[Exercise materials Boundary: Start]

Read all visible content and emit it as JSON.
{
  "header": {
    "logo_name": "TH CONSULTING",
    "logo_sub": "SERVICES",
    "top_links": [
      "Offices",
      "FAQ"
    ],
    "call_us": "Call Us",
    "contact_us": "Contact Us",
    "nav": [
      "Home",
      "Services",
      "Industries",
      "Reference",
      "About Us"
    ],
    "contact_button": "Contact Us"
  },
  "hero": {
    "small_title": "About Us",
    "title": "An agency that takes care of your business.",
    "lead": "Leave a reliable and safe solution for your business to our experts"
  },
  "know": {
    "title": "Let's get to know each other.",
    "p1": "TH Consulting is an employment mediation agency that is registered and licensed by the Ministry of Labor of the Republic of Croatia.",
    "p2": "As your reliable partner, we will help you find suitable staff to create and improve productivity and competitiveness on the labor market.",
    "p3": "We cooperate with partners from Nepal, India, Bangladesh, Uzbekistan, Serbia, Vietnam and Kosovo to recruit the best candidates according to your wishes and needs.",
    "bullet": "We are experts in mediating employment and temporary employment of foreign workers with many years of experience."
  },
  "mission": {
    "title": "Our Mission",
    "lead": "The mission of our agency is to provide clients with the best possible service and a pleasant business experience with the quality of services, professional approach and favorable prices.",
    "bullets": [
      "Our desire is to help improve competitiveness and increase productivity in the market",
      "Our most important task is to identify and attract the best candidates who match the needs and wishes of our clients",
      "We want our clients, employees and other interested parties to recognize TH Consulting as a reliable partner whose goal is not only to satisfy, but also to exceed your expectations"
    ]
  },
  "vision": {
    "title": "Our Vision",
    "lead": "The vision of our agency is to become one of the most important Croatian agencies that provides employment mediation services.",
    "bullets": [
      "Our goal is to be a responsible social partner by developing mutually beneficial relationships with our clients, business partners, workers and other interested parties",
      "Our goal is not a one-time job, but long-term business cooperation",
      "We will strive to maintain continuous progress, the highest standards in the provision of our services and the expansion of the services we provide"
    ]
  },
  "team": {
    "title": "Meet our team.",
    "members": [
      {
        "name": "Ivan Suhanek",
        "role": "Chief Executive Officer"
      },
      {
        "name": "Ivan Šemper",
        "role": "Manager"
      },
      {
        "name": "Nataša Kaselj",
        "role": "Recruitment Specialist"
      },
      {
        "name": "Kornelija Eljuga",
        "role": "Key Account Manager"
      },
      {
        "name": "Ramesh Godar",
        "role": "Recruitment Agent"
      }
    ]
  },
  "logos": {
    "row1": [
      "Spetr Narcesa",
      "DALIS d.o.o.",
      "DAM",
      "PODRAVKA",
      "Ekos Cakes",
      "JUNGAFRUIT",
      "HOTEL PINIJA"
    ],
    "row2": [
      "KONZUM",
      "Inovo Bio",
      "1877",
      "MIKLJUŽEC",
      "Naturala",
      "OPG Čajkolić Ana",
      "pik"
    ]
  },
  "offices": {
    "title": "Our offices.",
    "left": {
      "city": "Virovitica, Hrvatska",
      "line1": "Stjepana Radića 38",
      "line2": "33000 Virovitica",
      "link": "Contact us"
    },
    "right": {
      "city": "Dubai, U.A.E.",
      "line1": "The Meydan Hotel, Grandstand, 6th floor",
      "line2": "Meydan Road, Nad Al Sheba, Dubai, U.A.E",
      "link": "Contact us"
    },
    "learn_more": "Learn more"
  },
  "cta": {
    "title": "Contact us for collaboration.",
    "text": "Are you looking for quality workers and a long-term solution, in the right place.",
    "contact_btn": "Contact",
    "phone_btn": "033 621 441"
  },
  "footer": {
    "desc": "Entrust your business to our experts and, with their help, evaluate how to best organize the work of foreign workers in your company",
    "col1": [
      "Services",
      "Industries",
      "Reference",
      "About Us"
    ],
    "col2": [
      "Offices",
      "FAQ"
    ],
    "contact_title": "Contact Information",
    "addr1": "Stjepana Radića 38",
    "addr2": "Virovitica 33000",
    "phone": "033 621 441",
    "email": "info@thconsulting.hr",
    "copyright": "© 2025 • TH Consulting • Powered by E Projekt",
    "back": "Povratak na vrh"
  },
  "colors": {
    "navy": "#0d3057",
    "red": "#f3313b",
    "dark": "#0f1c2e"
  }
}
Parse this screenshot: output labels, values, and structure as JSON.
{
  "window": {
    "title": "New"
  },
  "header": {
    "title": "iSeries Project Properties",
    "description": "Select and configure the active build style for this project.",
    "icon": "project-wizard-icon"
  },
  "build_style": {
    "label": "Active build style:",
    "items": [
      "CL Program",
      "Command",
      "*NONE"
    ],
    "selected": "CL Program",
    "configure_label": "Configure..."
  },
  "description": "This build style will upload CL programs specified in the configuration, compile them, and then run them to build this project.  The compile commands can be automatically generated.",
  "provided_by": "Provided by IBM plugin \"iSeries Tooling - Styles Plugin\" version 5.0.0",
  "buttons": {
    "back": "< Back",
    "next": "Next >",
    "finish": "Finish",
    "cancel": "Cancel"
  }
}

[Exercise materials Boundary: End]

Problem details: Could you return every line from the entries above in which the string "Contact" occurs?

Exercise solution:
    "contact_us": "Contact Us",
    "contact_button": "Contact Us"
      "link": "Contact us"
      "link": "Contact us"
    "title": "Contact us for collaboration.",
    "contact_btn": "Contact",
    "contact_title": "Contact Information",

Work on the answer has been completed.